Provided data section start

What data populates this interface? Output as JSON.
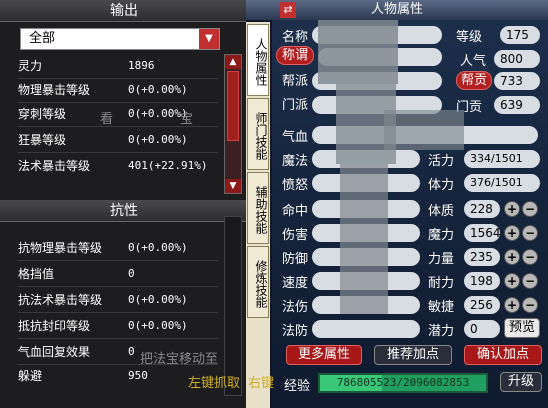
{
  "output_panel": {
    "title": "输出",
    "dropdown": {
      "value": "全部",
      "arrow_icon": "chevron-down-icon"
    },
    "stats": [
      {
        "label": "灵力",
        "value": "1896"
      },
      {
        "label": "物理暴击等级",
        "value": "0(+0.00%)"
      },
      {
        "label": "穿刺等级",
        "value": "0(+0.00%)"
      },
      {
        "label": "狂暴等级",
        "value": "0(+0.00%)"
      },
      {
        "label": "法术暴击等级",
        "value": "401(+22.91%)"
      }
    ]
  },
  "resist_panel": {
    "title": "抗性",
    "stats": [
      {
        "label": "抗物理暴击等级",
        "value": "0(+0.00%)"
      },
      {
        "label": "格挡值",
        "value": "0"
      },
      {
        "label": "抗法术暴击等级",
        "value": "0(+0.00%)"
      },
      {
        "label": "抵抗封印等级",
        "value": "0(+0.00%)"
      },
      {
        "label": "气血回复效果",
        "value": "0"
      },
      {
        "label": "躲避",
        "value": "950"
      }
    ]
  },
  "behind": {
    "hint": "把法宝移动至",
    "left_click": "左键抓取",
    "right_click": "右键",
    "misc": "看",
    "misc2": "宝"
  },
  "character_window": {
    "title": "人物属性",
    "tabs": [
      "人物属性",
      "师门技能",
      "辅助技能",
      "修炼技能"
    ],
    "labels": {
      "name": "名称",
      "title_btn": "称谓",
      "faction": "帮派",
      "sect": "门派",
      "hp": "气血",
      "mp": "魔法",
      "anger": "愤怒",
      "hit": "命中",
      "damage": "伤害",
      "defense": "防御",
      "speed": "速度",
      "spell_damage": "法伤",
      "spell_defense": "法防",
      "level": "等级",
      "popularity": "人气",
      "contribution_btn": "帮贡",
      "sect_contribution": "门贡",
      "vitality": "活力",
      "stamina": "体力",
      "constitution": "体质",
      "magic": "魔力",
      "strength": "力量",
      "endurance": "耐力",
      "agility": "敏捷",
      "potential": "潜力",
      "exp": "经验"
    },
    "values": {
      "level": "175",
      "popularity": "800",
      "contribution": "733",
      "sect_contribution": "639",
      "vitality": "334/1501",
      "stamina": "376/1501",
      "constitution": "228",
      "magic": "1564",
      "strength": "235",
      "endurance": "198",
      "agility": "256",
      "potential": "0",
      "exp": "786805523/2096082853",
      "exp_fraction": 0.375
    },
    "buttons": {
      "more_attributes": "更多属性",
      "recommend_points": "推荐加点",
      "confirm_points": "确认加点",
      "preview": "预览",
      "upgrade": "升级"
    },
    "colors": {
      "accent_red": "#a81818",
      "exp_green": "#20a060"
    }
  }
}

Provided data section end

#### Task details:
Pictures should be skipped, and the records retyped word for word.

#### Result of this exercise:
What data populates this interface? Output as JSON.
{
  "output_panel": {
    "title": "输出",
    "dropdown": {
      "value": "全部",
      "arrow_icon": "chevron-down-icon"
    },
    "stats": [
      {
        "label": "灵力",
        "value": "1896"
      },
      {
        "label": "物理暴击等级",
        "value": "0(+0.00%)"
      },
      {
        "label": "穿刺等级",
        "value": "0(+0.00%)"
      },
      {
        "label": "狂暴等级",
        "value": "0(+0.00%)"
      },
      {
        "label": "法术暴击等级",
        "value": "401(+22.91%)"
      }
    ]
  },
  "resist_panel": {
    "title": "抗性",
    "stats": [
      {
        "label": "抗物理暴击等级",
        "value": "0(+0.00%)"
      },
      {
        "label": "格挡值",
        "value": "0"
      },
      {
        "label": "抗法术暴击等级",
        "value": "0(+0.00%)"
      },
      {
        "label": "抵抗封印等级",
        "value": "0(+0.00%)"
      },
      {
        "label": "气血回复效果",
        "value": "0"
      },
      {
        "label": "躲避",
        "value": "950"
      }
    ]
  },
  "behind": {
    "hint": "把法宝移动至",
    "left_click": "左键抓取",
    "right_click": "右键",
    "misc": "看",
    "misc2": "宝"
  },
  "character_window": {
    "title": "人物属性",
    "tabs": [
      "人物属性",
      "师门技能",
      "辅助技能",
      "修炼技能"
    ],
    "labels": {
      "name": "名称",
      "title_btn": "称谓",
      "faction": "帮派",
      "sect": "门派",
      "hp": "气血",
      "mp": "魔法",
      "anger": "愤怒",
      "hit": "命中",
      "damage": "伤害",
      "defense": "防御",
      "speed": "速度",
      "spell_damage": "法伤",
      "spell_defense": "法防",
      "level": "等级",
      "popularity": "人气",
      "contribution_btn": "帮贡",
      "sect_contribution": "门贡",
      "vitality": "活力",
      "stamina": "体力",
      "constitution": "体质",
      "magic": "魔力",
      "strength": "力量",
      "endurance": "耐力",
      "agility": "敏捷",
      "potential": "潜力",
      "exp": "经验"
    },
    "values": {
      "level": "175",
      "popularity": "800",
      "contribution": "733",
      "sect_contribution": "639",
      "vitality": "334/1501",
      "stamina": "376/1501",
      "constitution": "228",
      "magic": "1564",
      "strength": "235",
      "endurance": "198",
      "agility": "256",
      "potential": "0",
      "exp": "786805523/2096082853",
      "exp_fraction": 0.375
    },
    "buttons": {
      "more_attributes": "更多属性",
      "recommend_points": "推荐加点",
      "confirm_points": "确认加点",
      "preview": "预览",
      "upgrade": "升级"
    },
    "colors": {
      "accent_red": "#a81818",
      "exp_green": "#20a060"
    }
  }
}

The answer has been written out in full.